If you are not a back arrow person, right-click to open in a new window.
Source: Novel Investor
Near Term Outlook
Amiable , admittedly, is a strange word to describe a market or to describe the expectations of market participants. But it fits for two reasons widely discussed in the financial media. First, analysts feel that the lingering impact of the global financial crisis caused market expectations during the past decade to be generally so depressed that proper attitudes are only now returning. So, have market expectations been unnecessarily low for so long that our new and proper expectations feel euphoric in contrast? Perhaps say the pundits. I say yes, absolutely. Second, and more tangible than “feelings”, increasing growth expectations are now seen in consensus forward looking estimates for domestic and international real GDP growth, meaning that market participants view global economic growth as supportive of higher equity prices. Further, the consensus among market participants is that room remains for yet more upside. And while domestically the U.S. has had a big run-up in the markets due to the growth impact of tax cuts, markets are continuing to climb higher because those tax cuts are already beginning to show up in household and corporate earnings. In even simpler terms, the economy is growing into these higher stock prices. And that is the historical norm. The stock market has been, and is now, a leading indicator of the health of the underlying economy. This first-mover behavior of equity markets is the market behavior that professional investors expect to see.

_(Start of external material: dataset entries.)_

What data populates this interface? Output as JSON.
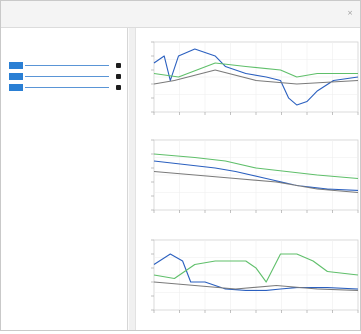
{
  "window": {
    "title": "",
    "close_glyph": "×"
  },
  "sidebar": {
    "section_label": "",
    "tracks": [
      {
        "label": "",
        "color": "#2a7fd4"
      },
      {
        "label": "",
        "color": "#2a7fd4"
      },
      {
        "label": "",
        "color": "#2a7fd4"
      }
    ]
  },
  "colors": {
    "blue": "#2a5fbf",
    "green": "#5fbf6a",
    "gray": "#7a7a7a",
    "accent": "#2a7fd4"
  },
  "charts": [
    {
      "name": "chart-1",
      "series": [
        {
          "color": "#2a5fbf",
          "points": [
            [
              0,
              0.3
            ],
            [
              0.05,
              0.2
            ],
            [
              0.08,
              0.55
            ],
            [
              0.12,
              0.2
            ],
            [
              0.2,
              0.1
            ],
            [
              0.3,
              0.2
            ],
            [
              0.35,
              0.35
            ],
            [
              0.45,
              0.45
            ],
            [
              0.55,
              0.5
            ],
            [
              0.62,
              0.55
            ],
            [
              0.66,
              0.8
            ],
            [
              0.7,
              0.9
            ],
            [
              0.75,
              0.85
            ],
            [
              0.8,
              0.7
            ],
            [
              0.88,
              0.55
            ],
            [
              1,
              0.5
            ]
          ]
        },
        {
          "color": "#5fbf6a",
          "points": [
            [
              0,
              0.45
            ],
            [
              0.12,
              0.5
            ],
            [
              0.3,
              0.3
            ],
            [
              0.45,
              0.35
            ],
            [
              0.55,
              0.38
            ],
            [
              0.62,
              0.4
            ],
            [
              0.7,
              0.5
            ],
            [
              0.8,
              0.45
            ],
            [
              1,
              0.45
            ]
          ]
        },
        {
          "color": "#7a7a7a",
          "points": [
            [
              0,
              0.6
            ],
            [
              0.1,
              0.55
            ],
            [
              0.3,
              0.4
            ],
            [
              0.5,
              0.55
            ],
            [
              0.7,
              0.6
            ],
            [
              1,
              0.55
            ]
          ]
        }
      ]
    },
    {
      "name": "chart-2",
      "series": [
        {
          "color": "#2a5fbf",
          "points": [
            [
              0,
              0.3
            ],
            [
              0.15,
              0.35
            ],
            [
              0.3,
              0.4
            ],
            [
              0.4,
              0.45
            ],
            [
              0.55,
              0.55
            ],
            [
              0.7,
              0.65
            ],
            [
              0.85,
              0.7
            ],
            [
              1,
              0.72
            ]
          ]
        },
        {
          "color": "#5fbf6a",
          "points": [
            [
              0,
              0.2
            ],
            [
              0.2,
              0.25
            ],
            [
              0.35,
              0.3
            ],
            [
              0.5,
              0.4
            ],
            [
              0.65,
              0.45
            ],
            [
              0.8,
              0.5
            ],
            [
              1,
              0.55
            ]
          ]
        },
        {
          "color": "#7a7a7a",
          "points": [
            [
              0,
              0.45
            ],
            [
              0.2,
              0.5
            ],
            [
              0.4,
              0.55
            ],
            [
              0.6,
              0.6
            ],
            [
              0.8,
              0.7
            ],
            [
              1,
              0.75
            ]
          ]
        }
      ]
    },
    {
      "name": "chart-3",
      "series": [
        {
          "color": "#2a5fbf",
          "points": [
            [
              0,
              0.35
            ],
            [
              0.08,
              0.2
            ],
            [
              0.14,
              0.3
            ],
            [
              0.18,
              0.6
            ],
            [
              0.25,
              0.6
            ],
            [
              0.35,
              0.7
            ],
            [
              0.45,
              0.72
            ],
            [
              0.55,
              0.72
            ],
            [
              0.62,
              0.7
            ],
            [
              0.7,
              0.68
            ],
            [
              0.85,
              0.68
            ],
            [
              1,
              0.7
            ]
          ]
        },
        {
          "color": "#5fbf6a",
          "points": [
            [
              0,
              0.5
            ],
            [
              0.1,
              0.55
            ],
            [
              0.2,
              0.35
            ],
            [
              0.3,
              0.3
            ],
            [
              0.45,
              0.3
            ],
            [
              0.5,
              0.4
            ],
            [
              0.55,
              0.6
            ],
            [
              0.62,
              0.2
            ],
            [
              0.7,
              0.2
            ],
            [
              0.78,
              0.3
            ],
            [
              0.85,
              0.45
            ],
            [
              1,
              0.5
            ]
          ]
        },
        {
          "color": "#7a7a7a",
          "points": [
            [
              0,
              0.6
            ],
            [
              0.2,
              0.65
            ],
            [
              0.4,
              0.7
            ],
            [
              0.6,
              0.65
            ],
            [
              0.8,
              0.7
            ],
            [
              1,
              0.72
            ]
          ]
        }
      ]
    }
  ]
}
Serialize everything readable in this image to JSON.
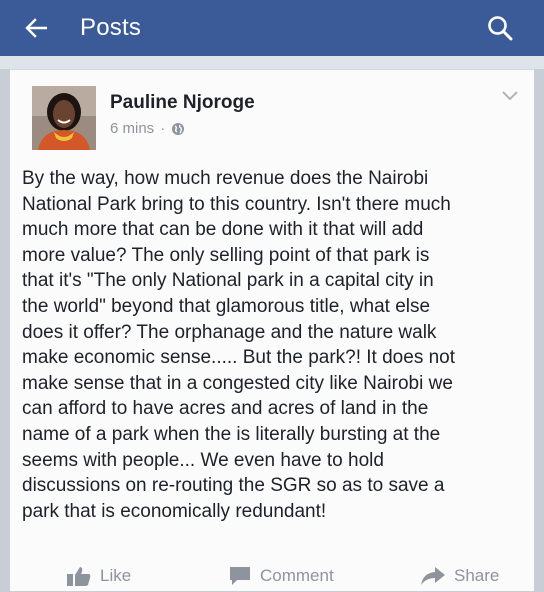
{
  "header": {
    "title": "Posts",
    "back_icon": "arrow-left-icon",
    "search_icon": "search-icon",
    "color": "#3b5a98"
  },
  "post": {
    "author": "Pauline Njoroge",
    "time": "6 mins",
    "separator": "·",
    "privacy_icon": "globe-icon",
    "lines": [
      "By the way, how much revenue does the Nairobi",
      "National Park bring to this country. Isn't there much",
      "much more that can be done with it that will add",
      "more value? The only selling point of that park is",
      "that it's \"The only National park in a capital city in",
      "the world\" beyond that glamorous title, what else",
      "does it offer? The orphanage and the nature walk",
      "make economic sense..... But the park?! It does not",
      "make sense that in a congested city like Nairobi we",
      "can afford to have acres and acres of land in the",
      "name of a park when the is literally bursting at the",
      "seems with people... We even have to hold",
      "discussions on re-routing the SGR so as to save a",
      "park that is economically redundant!"
    ]
  },
  "actions": {
    "like": "Like",
    "comment": "Comment",
    "share": "Share"
  }
}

So there has to be something, right? Something for us all to fret about, and to wonder if now is the time to sell everything and wait on the sidelines for the reckoning that must come? If you are going to twist my arm and force me to say something unfriendly about this very amiable market then I am going to say that we need to watch the value of the U.S. dollar. The softening U.S. dollar (currently at about a 3-year low) has been a supporting factor for rising commodity prices, a supporting factor for rising international equity returns, and certainly has been a goal of the Trump administration with his focus on the trade deficit. The cheaper the dollar the more we can sell overseas, right? So a weaker dollar has some upside. In past quarter’s we have described our mindful process, carefully watching for imbalances between interest rates, currency values, and commodity prices. In 2015 and early 2016 we talked a lot about what happens when things get too expensive or too cheap. “Too” anything is never a good thing in markets. We might be getting close to a dollar that is “too” cheap. The small-company stocks might be the early warning signal. And if interest rates continue higher without a corresponding increase in the value of the U.S. dollar, then we might actually have a perception problem internationally related to government policy and impacts upon market stability. We shall see. If we do discover a fly in the ointment with respect to this market, it will come through one of the three windows; interest rates, currency values, or commodity prices.
We remain watchful and ready to respond should we see signs on the horizon of something awry. I encourage you once again to take a bit of time and enjoy what this market is providing. There will be time for worry later. As always, I am available at any time, any day of the week, to discuss specific portfolio performance questions. I will also be in touch with each of you in the coming weeks as Lake Jericho rolls out its new collaborative and interactive financial planning application. Until then, be well, enjoy the rest of your week, and thank you!
A.J. Walker, CFA CFP® CIMA®
Founder, President, and CEO
Lake Jericho, LLC